Chapter 1 of Generous Justice starts with, what was for me, a new understanding of righteousness. One that is revolutionary to how we read the Bible. Keller talks about how “righteousness” in the Bible means living in a right relationship with God and with our fellow humans. Righteousness is not simply following a set of rules and commandments, but a way of life. It is a way of living that should invade and seep into every area of life.
How differently might we live our lives if we begin to read ‘righteousness’ in this new light? No longer is our “10%” good enough, our year end donations for tax credit seem like a cop-out. Keller says, “In the Scripture, gifts to the poor are called ‘acts of righteousness,’ as in Matthew 6:1-2.” Therefore, according to Keller, not giving to the poor is an act of “unrighteousness, a violation of God’s law.” How would we view the homeless man we pass on the street if we thought that just walking by and ignoring him would be a violation of God’s law, and an act of unrighteousness?
Now I understand we can’t help every person we see in need every day (for some in big cities you might never make it from the subway to your office). But I think this should make us stop and evaluate how we are spending our time, money, and resources to help those around us. Maybe the money you have been saving up for that nice new car could be used instead to help feed, clothe, and shelter a family in need. What a greater reward that would be, rather than a new car or the latest smart phone.
Reading through this chapter was tough for me. Not because Keller used big words or the concepts were particularly hard to understand, but because the ideas cut me to my core. How many times had I frivolously spent money on something I didn’t need or felt a nudge to offer dinner to someone on the street and ignored them? More times than I care to admit. The worst part is, I had not even gotten to the most convicting part of the chapter yet…

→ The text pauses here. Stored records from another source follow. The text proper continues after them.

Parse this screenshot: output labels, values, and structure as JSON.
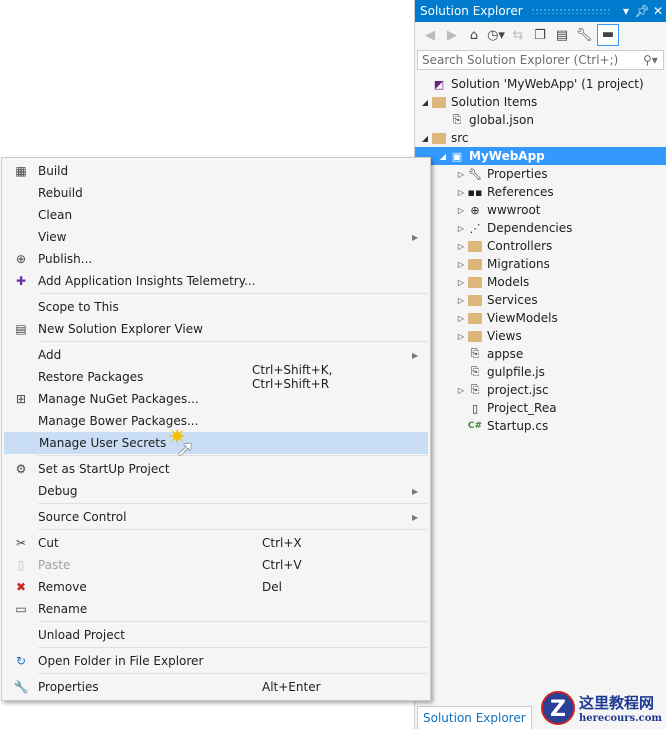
{
  "panel": {
    "title": "Solution Explorer",
    "search_placeholder": "Search Solution Explorer (Ctrl+;)",
    "tab_label": "Solution Explorer"
  },
  "tree": [
    {
      "label": "Solution 'MyWebApp' (1 project)",
      "depth": 0,
      "arrow": "",
      "icon": "solution-icon"
    },
    {
      "label": "Solution Items",
      "depth": 0,
      "arrow": "◢",
      "icon": "folder-icon"
    },
    {
      "label": "global.json",
      "depth": 1,
      "arrow": "",
      "icon": "json-file-icon"
    },
    {
      "label": "src",
      "depth": 0,
      "arrow": "◢",
      "icon": "folder-icon"
    },
    {
      "label": "MyWebApp",
      "depth": 1,
      "arrow": "◢",
      "icon": "web-project-icon",
      "selected": true
    },
    {
      "label": "Properties",
      "depth": 2,
      "arrow": "▷",
      "icon": "wrench-icon"
    },
    {
      "label": "References",
      "depth": 2,
      "arrow": "▷",
      "icon": "references-icon"
    },
    {
      "label": "wwwroot",
      "depth": 2,
      "arrow": "▷",
      "icon": "globe-icon"
    },
    {
      "label": "Dependencies",
      "depth": 2,
      "arrow": "▷",
      "icon": "dependencies-icon"
    },
    {
      "label": "Controllers",
      "depth": 2,
      "arrow": "▷",
      "icon": "folder-icon"
    },
    {
      "label": "Migrations",
      "depth": 2,
      "arrow": "▷",
      "icon": "folder-icon"
    },
    {
      "label": "Models",
      "depth": 2,
      "arrow": "▷",
      "icon": "folder-icon"
    },
    {
      "label": "Services",
      "depth": 2,
      "arrow": "▷",
      "icon": "folder-icon"
    },
    {
      "label": "ViewModels",
      "depth": 2,
      "arrow": "▷",
      "icon": "folder-icon"
    },
    {
      "label": "Views",
      "depth": 2,
      "arrow": "▷",
      "icon": "folder-icon"
    },
    {
      "label": "appse",
      "depth": 2,
      "arrow": "",
      "icon": "json-file-icon"
    },
    {
      "label": "gulpfile.js",
      "depth": 2,
      "arrow": "",
      "icon": "js-file-icon"
    },
    {
      "label": "project.jsc",
      "depth": 2,
      "arrow": "▷",
      "icon": "json-file-icon"
    },
    {
      "label": "Project_Rea",
      "depth": 2,
      "arrow": "",
      "icon": "file-icon"
    },
    {
      "label": "Startup.cs",
      "depth": 2,
      "arrow": "",
      "icon": "csharp-file-icon"
    }
  ],
  "menu": [
    {
      "label": "Build",
      "icon": "build-icon",
      "glyph": "▦"
    },
    {
      "label": "Rebuild"
    },
    {
      "label": "Clean"
    },
    {
      "label": "View",
      "submenu": true
    },
    {
      "label": "Publish...",
      "icon": "publish-icon",
      "glyph": "⊕"
    },
    {
      "label": "Add Application Insights Telemetry...",
      "icon": "insights-icon",
      "glyph": "✚"
    },
    {
      "sep": true
    },
    {
      "label": "Scope to This"
    },
    {
      "label": "New Solution Explorer View",
      "icon": "new-view-icon",
      "glyph": "▤"
    },
    {
      "sep": true
    },
    {
      "label": "Add",
      "submenu": true
    },
    {
      "label": "Restore Packages",
      "shortcut": "Ctrl+Shift+K, Ctrl+Shift+R"
    },
    {
      "label": "Manage NuGet Packages...",
      "icon": "nuget-icon",
      "glyph": "⊞"
    },
    {
      "label": "Manage Bower Packages..."
    },
    {
      "label": "Manage User Secrets",
      "highlighted": true
    },
    {
      "sep": true
    },
    {
      "label": "Set as StartUp Project",
      "icon": "gear-icon",
      "glyph": "⚙"
    },
    {
      "label": "Debug",
      "submenu": true
    },
    {
      "sep": true
    },
    {
      "label": "Source Control",
      "submenu": true
    },
    {
      "sep": true
    },
    {
      "label": "Cut",
      "shortcut": "Ctrl+X",
      "icon": "scissors-icon",
      "glyph": "✂"
    },
    {
      "label": "Paste",
      "shortcut": "Ctrl+V",
      "icon": "paste-icon",
      "glyph": "▯",
      "disabled": true
    },
    {
      "label": "Remove",
      "shortcut": "Del",
      "icon": "remove-icon",
      "glyph": "✖",
      "color": "#c42b1c"
    },
    {
      "label": "Rename",
      "icon": "rename-icon",
      "glyph": "▭"
    },
    {
      "sep": true
    },
    {
      "label": "Unload Project"
    },
    {
      "sep": true
    },
    {
      "label": "Open Folder in File Explorer",
      "icon": "refresh-icon",
      "glyph": "↻",
      "color": "#1e6fc2"
    },
    {
      "sep": true
    },
    {
      "label": "Properties",
      "shortcut": "Alt+Enter",
      "icon": "wrench-icon",
      "glyph": "🔧"
    }
  ],
  "watermark": {
    "cn": "这里教程网",
    "site": "herecours.com"
  }
}
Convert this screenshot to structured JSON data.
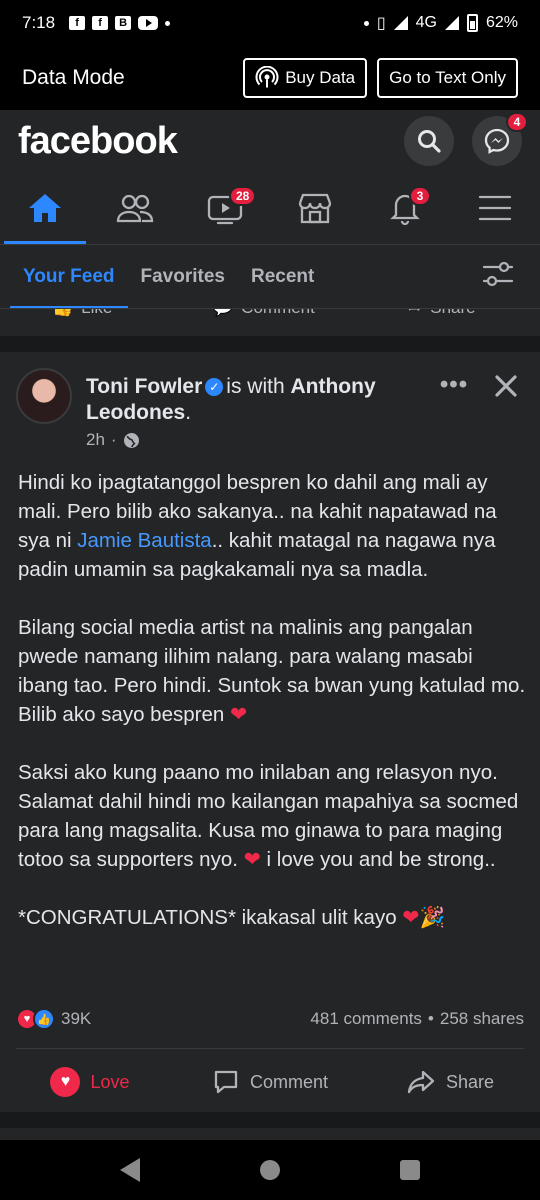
{
  "status_bar": {
    "time": "7:18",
    "icons": [
      "f",
      "f",
      "B"
    ],
    "network": "4G",
    "battery": "62%"
  },
  "data_bar": {
    "label": "Data Mode",
    "buy_data": "Buy Data",
    "text_only": "Go to Text Only"
  },
  "header": {
    "logo": "facebook",
    "messenger_badge": "4"
  },
  "nav": {
    "watch_badge": "28",
    "notifications_badge": "3"
  },
  "feed_tabs": [
    "Your Feed",
    "Favorites",
    "Recent"
  ],
  "prev_post_actions": [
    "Like",
    "Comment",
    "Share"
  ],
  "post": {
    "author": "Toni Fowler",
    "with_text": "is with",
    "tagged": "Anthony Leodones",
    "time": "2h",
    "paragraph1_a": "Hindi ko ipagtatanggol bespren ko dahil ang mali ay mali. Pero bilib ako sakanya.. na kahit napatawad na sya ni ",
    "paragraph1_link": "Jamie Bautista",
    "paragraph1_b": ".. kahit matagal na nagawa nya padin umamin sa pagkakamali nya sa madla.",
    "paragraph2": "Bilang social media artist na malinis ang pangalan pwede namang ilihim nalang. para walang masabi ibang tao. Pero hindi. Suntok sa bwan yung katulad mo. Bilib ako sayo bespren",
    "paragraph3_a": "Saksi ako kung paano mo inilaban ang relasyon nyo. Salamat dahil hindi mo kailangan mapahiya sa socmed para lang magsalita. Kusa mo ginawa to para maging totoo sa supporters nyo.",
    "paragraph3_b": "i love you and be strong..",
    "paragraph4": "*CONGRATULATIONS* ikakasal ulit kayo",
    "reaction_count": "39K",
    "comments": "481 comments",
    "shares": "258 shares",
    "actions": {
      "love": "Love",
      "comment": "Comment",
      "share": "Share"
    }
  },
  "colors": {
    "accent": "#2d88ff",
    "love": "#f02849",
    "surface": "#242526",
    "background": "#18191a"
  }
}
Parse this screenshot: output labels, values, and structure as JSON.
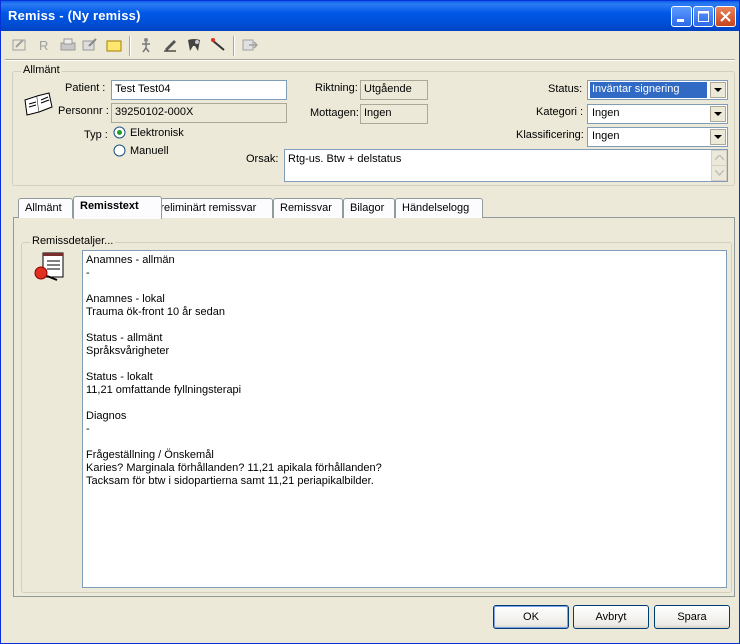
{
  "window": {
    "title": "Remiss - (Ny remiss)"
  },
  "toolbar": {
    "icons": [
      "edit-icon",
      "r-icon",
      "print-icon",
      "sign-icon",
      "folder-icon",
      "person-icon",
      "write-icon",
      "tooth-icon",
      "pen-icon",
      "export-icon"
    ]
  },
  "general": {
    "legend": "Allmänt",
    "patient_label": "Patient :",
    "patient_value": "Test Test04",
    "personnr_label": "Personnr :",
    "personnr_value": "39250102-000X",
    "typ_label": "Typ :",
    "typ_options": [
      "Elektronisk",
      "Manuell"
    ],
    "typ_selected": "Elektronisk",
    "riktning_label": "Riktning:",
    "riktning_value": "Utgående",
    "mottagen_label": "Mottagen:",
    "mottagen_value": "Ingen",
    "status_label": "Status:",
    "status_value": "Inväntar signering",
    "kategori_label": "Kategori :",
    "kategori_value": "Ingen",
    "klass_label": "Klassificering:",
    "klass_value": "Ingen",
    "orsak_label": "Orsak:",
    "orsak_value": "Rtg-us. Btw + delstatus"
  },
  "tabs": [
    {
      "label": "Allmänt",
      "active": false
    },
    {
      "label": "Remisstext",
      "active": true
    },
    {
      "label": "Preliminärt remissvar",
      "active": false
    },
    {
      "label": "Remissvar",
      "active": false
    },
    {
      "label": "Bilagor",
      "active": false
    },
    {
      "label": "Händelselogg",
      "active": false
    }
  ],
  "details": {
    "legend": "Remissdetaljer...",
    "lines": [
      "Anamnes - allmän",
      "-",
      "",
      "Anamnes - lokal",
      "Trauma ök-front 10 år sedan",
      "",
      "Status - allmänt",
      "Språksvårigheter",
      "",
      "Status - lokalt",
      "11,21 omfattande fyllningsterapi",
      "",
      "Diagnos",
      "-",
      "",
      "Frågeställning / Önskemål",
      "Karies? Marginala förhållanden? 11,21 apikala förhållanden?",
      "Tacksam för btw i sidopartierna samt 11,21 periapikalbilder."
    ]
  },
  "buttons": {
    "ok": "OK",
    "cancel": "Avbryt",
    "save": "Spara"
  },
  "colors": {
    "titlebar": "#0054E3",
    "selection": "#316AC5",
    "face": "#ECE9D8"
  }
}
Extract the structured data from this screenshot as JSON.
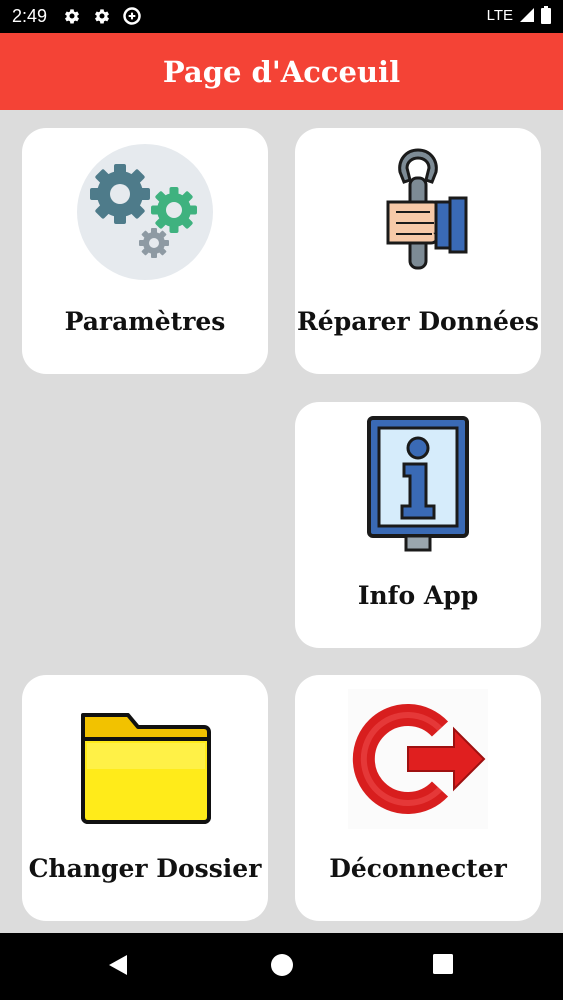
{
  "status_bar": {
    "time": "2:49",
    "network": "LTE",
    "icons": [
      "settings-icon",
      "settings-icon",
      "data-saver-icon",
      "signal-icon",
      "battery-icon"
    ]
  },
  "app_bar": {
    "title": "Page d'Acceuil"
  },
  "cards": {
    "params": {
      "label": "Paramètres",
      "icon": "gears-icon"
    },
    "repair": {
      "label": "Réparer Données",
      "icon": "wrench-hand-icon"
    },
    "info": {
      "label": "Info App",
      "icon": "info-sign-icon"
    },
    "folder": {
      "label": "Changer Dossier",
      "icon": "folder-icon"
    },
    "logout": {
      "label": "Déconnecter",
      "icon": "logout-arrow-icon"
    }
  },
  "nav_bar": {
    "buttons": [
      "back-icon",
      "home-icon",
      "recents-icon"
    ]
  },
  "colors": {
    "app_bar": "#f44336",
    "background": "#dcdcdc",
    "card": "#ffffff"
  }
}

In the final part of the chapter, Keller quotes the following passage from Ezekiel 18:7: “He does not commit robbery but gives his food to the hungry and provides clothing for the naked.” Keller points out that in this passage, the text compares not providing food to the hungry and clothing to the naked as robbery. Robbery! The Bible tells us, and I’m sure we have heard it over and over in sermons that what we have is not our own, but God’s. Yet over and over again we treat it as our own. We treat it as though, no matter how hard we have worked for it, we have somehow earned it without God’s grace. Who are we to judge who is worthy of our help? Were we not rescued from the depths and depravity of our own sin when we deserved nothing more than damnation?
It so easy for us to try and separate our spiritual lives with our physical lives. We don’t want to go out of our way to help people we don’t know or might feel uncomfortable around. We like spending money on ourselves, not so much on the stranger in need. We too often want to see spiritual and physical lives as completely different things, when really the living of our physical lives should mirror our spiritual lives. I think Keller sums it up best when he says, “Nevertheless, if you are trying to live a life in accordance with the Bible, the concept and call to justice are inescapable. We do justice when we give all human beings their due as creations of God.”